Nothing should be left out. Give all the data again exactly as written.

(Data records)
◇ ◇ ◇ ◇
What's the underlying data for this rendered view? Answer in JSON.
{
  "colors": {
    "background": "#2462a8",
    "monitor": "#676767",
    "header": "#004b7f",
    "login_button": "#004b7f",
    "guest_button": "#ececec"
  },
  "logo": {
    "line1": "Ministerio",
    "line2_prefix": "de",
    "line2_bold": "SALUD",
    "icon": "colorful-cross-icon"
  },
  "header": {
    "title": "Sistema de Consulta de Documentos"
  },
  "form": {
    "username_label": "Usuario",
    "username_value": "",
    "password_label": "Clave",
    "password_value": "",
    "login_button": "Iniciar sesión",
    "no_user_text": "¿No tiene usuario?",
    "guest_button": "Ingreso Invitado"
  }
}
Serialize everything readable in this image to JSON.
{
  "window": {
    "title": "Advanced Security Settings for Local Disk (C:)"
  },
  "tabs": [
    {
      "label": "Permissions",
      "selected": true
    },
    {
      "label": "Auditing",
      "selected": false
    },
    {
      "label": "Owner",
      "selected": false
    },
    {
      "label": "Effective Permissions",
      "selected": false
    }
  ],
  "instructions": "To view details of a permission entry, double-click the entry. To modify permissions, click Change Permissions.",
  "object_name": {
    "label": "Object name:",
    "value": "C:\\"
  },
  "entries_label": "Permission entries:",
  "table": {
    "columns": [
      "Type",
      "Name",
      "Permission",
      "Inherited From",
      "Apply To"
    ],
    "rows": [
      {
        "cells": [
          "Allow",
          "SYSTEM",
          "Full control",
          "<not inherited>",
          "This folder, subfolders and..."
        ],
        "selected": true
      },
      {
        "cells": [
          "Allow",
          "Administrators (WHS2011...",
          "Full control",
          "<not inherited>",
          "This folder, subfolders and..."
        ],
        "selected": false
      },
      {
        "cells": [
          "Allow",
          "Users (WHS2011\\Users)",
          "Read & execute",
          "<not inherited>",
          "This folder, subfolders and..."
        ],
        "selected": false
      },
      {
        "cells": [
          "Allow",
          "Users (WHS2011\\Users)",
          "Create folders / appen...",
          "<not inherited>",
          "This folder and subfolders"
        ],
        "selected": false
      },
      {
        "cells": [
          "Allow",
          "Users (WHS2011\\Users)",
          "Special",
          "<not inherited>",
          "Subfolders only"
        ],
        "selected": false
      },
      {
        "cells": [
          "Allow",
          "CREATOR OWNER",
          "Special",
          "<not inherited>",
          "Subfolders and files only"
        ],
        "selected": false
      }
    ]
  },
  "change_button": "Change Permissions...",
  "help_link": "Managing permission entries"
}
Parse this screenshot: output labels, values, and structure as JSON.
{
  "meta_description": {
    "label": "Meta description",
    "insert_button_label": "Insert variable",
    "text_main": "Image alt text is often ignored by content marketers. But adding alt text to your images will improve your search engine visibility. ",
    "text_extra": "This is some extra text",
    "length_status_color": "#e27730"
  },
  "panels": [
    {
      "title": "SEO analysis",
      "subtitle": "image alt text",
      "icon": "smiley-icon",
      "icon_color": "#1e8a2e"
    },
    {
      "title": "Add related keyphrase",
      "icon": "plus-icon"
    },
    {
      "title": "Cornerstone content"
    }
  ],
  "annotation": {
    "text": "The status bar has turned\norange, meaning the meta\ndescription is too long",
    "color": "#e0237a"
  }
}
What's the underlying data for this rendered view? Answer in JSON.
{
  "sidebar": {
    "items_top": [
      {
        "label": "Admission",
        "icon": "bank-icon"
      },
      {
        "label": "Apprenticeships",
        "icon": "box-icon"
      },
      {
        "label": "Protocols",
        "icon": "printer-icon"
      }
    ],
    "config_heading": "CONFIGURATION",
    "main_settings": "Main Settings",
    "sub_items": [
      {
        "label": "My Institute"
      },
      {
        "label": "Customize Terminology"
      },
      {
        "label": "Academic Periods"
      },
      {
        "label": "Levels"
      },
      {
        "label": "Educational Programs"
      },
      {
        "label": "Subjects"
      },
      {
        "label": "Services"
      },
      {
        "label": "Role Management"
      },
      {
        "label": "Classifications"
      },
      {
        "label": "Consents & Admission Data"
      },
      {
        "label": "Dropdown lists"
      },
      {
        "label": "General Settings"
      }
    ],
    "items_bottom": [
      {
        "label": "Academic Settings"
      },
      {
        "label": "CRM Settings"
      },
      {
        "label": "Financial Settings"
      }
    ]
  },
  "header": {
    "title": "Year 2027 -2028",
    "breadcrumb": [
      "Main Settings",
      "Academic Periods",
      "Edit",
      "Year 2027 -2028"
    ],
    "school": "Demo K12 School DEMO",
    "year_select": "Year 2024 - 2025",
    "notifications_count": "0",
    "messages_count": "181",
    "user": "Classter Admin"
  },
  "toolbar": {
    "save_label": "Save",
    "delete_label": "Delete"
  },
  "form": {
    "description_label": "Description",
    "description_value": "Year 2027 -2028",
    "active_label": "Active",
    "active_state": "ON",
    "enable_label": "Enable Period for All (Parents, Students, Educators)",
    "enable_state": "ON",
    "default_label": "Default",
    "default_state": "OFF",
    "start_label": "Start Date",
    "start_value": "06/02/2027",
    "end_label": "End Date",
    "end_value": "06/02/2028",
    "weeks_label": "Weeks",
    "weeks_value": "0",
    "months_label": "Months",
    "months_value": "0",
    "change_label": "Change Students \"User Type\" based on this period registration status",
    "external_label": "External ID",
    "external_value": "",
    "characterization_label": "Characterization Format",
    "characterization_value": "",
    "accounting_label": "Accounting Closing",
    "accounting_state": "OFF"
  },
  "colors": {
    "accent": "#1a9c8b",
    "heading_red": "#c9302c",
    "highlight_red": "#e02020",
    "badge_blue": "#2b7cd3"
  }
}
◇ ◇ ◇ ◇
Answer to the problem:
What's the underlying data for this rendered view? Answer in JSON.
{
  "colors": {
    "background": "#2462a8",
    "monitor": "#676767",
    "header": "#004b7f",
    "login_button": "#004b7f",
    "guest_button": "#ececec"
  },
  "logo": {
    "line1": "Ministerio",
    "line2_prefix": "de",
    "line2_bold": "SALUD",
    "icon": "colorful-cross-icon"
  },
  "header": {
    "title": "Sistema de Consulta de Documentos"
  },
  "form": {
    "username_label": "Usuario",
    "username_value": "",
    "password_label": "Clave",
    "password_value": "",
    "login_button": "Iniciar sesión",
    "no_user_text": "¿No tiene usuario?",
    "guest_button": "Ingreso Invitado"
  }
}
Serialize everything readable in this image to JSON.
{
  "window": {
    "title": "Advanced Security Settings for Local Disk (C:)"
  },
  "tabs": [
    {
      "label": "Permissions",
      "selected": true
    },
    {
      "label": "Auditing",
      "selected": false
    },
    {
      "label": "Owner",
      "selected": false
    },
    {
      "label": "Effective Permissions",
      "selected": false
    }
  ],
  "instructions": "To view details of a permission entry, double-click the entry. To modify permissions, click Change Permissions.",
  "object_name": {
    "label": "Object name:",
    "value": "C:\\"
  },
  "entries_label": "Permission entries:",
  "table": {
    "columns": [
      "Type",
      "Name",
      "Permission",
      "Inherited From",
      "Apply To"
    ],
    "rows": [
      {
        "cells": [
          "Allow",
          "SYSTEM",
          "Full control",
          "<not inherited>",
          "This folder, subfolders and..."
        ],
        "selected": true
      },
      {
        "cells": [
          "Allow",
          "Administrators (WHS2011...",
          "Full control",
          "<not inherited>",
          "This folder, subfolders and..."
        ],
        "selected": false
      },
      {
        "cells": [
          "Allow",
          "Users (WHS2011\\Users)",
          "Read & execute",
          "<not inherited>",
          "This folder, subfolders and..."
        ],
        "selected": false
      },
      {
        "cells": [
          "Allow",
          "Users (WHS2011\\Users)",
          "Create folders / appen...",
          "<not inherited>",
          "This folder and subfolders"
        ],
        "selected": false
      },
      {
        "cells": [
          "Allow",
          "Users (WHS2011\\Users)",
          "Special",
          "<not inherited>",
          "Subfolders only"
        ],
        "selected": false
      },
      {
        "cells": [
          "Allow",
          "CREATOR OWNER",
          "Special",
          "<not inherited>",
          "Subfolders and files only"
        ],
        "selected": false
      }
    ]
  },
  "change_button": "Change Permissions...",
  "help_link": "Managing permission entries"
}
Parse this screenshot: output labels, values, and structure as JSON.
{
  "meta_description": {
    "label": "Meta description",
    "insert_button_label": "Insert variable",
    "text_main": "Image alt text is often ignored by content marketers. But adding alt text to your images will improve your search engine visibility. ",
    "text_extra": "This is some extra text",
    "length_status_color": "#e27730"
  },
  "panels": [
    {
      "title": "SEO analysis",
      "subtitle": "image alt text",
      "icon": "smiley-icon",
      "icon_color": "#1e8a2e"
    },
    {
      "title": "Add related keyphrase",
      "icon": "plus-icon"
    },
    {
      "title": "Cornerstone content"
    }
  ],
  "annotation": {
    "text": "The status bar has turned\norange, meaning the meta\ndescription is too long",
    "color": "#e0237a"
  }
}
What's the underlying data for this rendered view? Answer in JSON.
{
  "sidebar": {
    "items_top": [
      {
        "label": "Admission",
        "icon": "bank-icon"
      },
      {
        "label": "Apprenticeships",
        "icon": "box-icon"
      },
      {
        "label": "Protocols",
        "icon": "printer-icon"
      }
    ],
    "config_heading": "CONFIGURATION",
    "main_settings": "Main Settings",
    "sub_items": [
      {
        "label": "My Institute"
      },
      {
        "label": "Customize Terminology"
      },
      {
        "label": "Academic Periods"
      },
      {
        "label": "Levels"
      },
      {
        "label": "Educational Programs"
      },
      {
        "label": "Subjects"
      },
      {
        "label": "Services"
      },
      {
        "label": "Role Management"
      },
      {
        "label": "Classifications"
      },
      {
        "label": "Consents & Admission Data"
      },
      {
        "label": "Dropdown lists"
      },
      {
        "label": "General Settings"
      }
    ],
    "items_bottom": [
      {
        "label": "Academic Settings"
      },
      {
        "label": "CRM Settings"
      },
      {
        "label": "Financial Settings"
      }
    ]
  },
  "header": {
    "title": "Year 2027 -2028",
    "breadcrumb": [
      "Main Settings",
      "Academic Periods",
      "Edit",
      "Year 2027 -2028"
    ],
    "school": "Demo K12 School DEMO",
    "year_select": "Year 2024 - 2025",
    "notifications_count": "0",
    "messages_count": "181",
    "user": "Classter Admin"
  },
  "toolbar": {
    "save_label": "Save",
    "delete_label": "Delete"
  },
  "form": {
    "description_label": "Description",
    "description_value": "Year 2027 -2028",
    "active_label": "Active",
    "active_state": "ON",
    "enable_label": "Enable Period for All (Parents, Students, Educators)",
    "enable_state": "ON",
    "default_label": "Default",
    "default_state": "OFF",
    "start_label": "Start Date",
    "start_value": "06/02/2027",
    "end_label": "End Date",
    "end_value": "06/02/2028",
    "weeks_label": "Weeks",
    "weeks_value": "0",
    "months_label": "Months",
    "months_value": "0",
    "change_label": "Change Students \"User Type\" based on this period registration status",
    "external_label": "External ID",
    "external_value": "",
    "characterization_label": "Characterization Format",
    "characterization_value": "",
    "accounting_label": "Accounting Closing",
    "accounting_state": "OFF"
  },
  "colors": {
    "accent": "#1a9c8b",
    "heading_red": "#c9302c",
    "highlight_red": "#e02020",
    "badge_blue": "#2b7cd3"
  }
}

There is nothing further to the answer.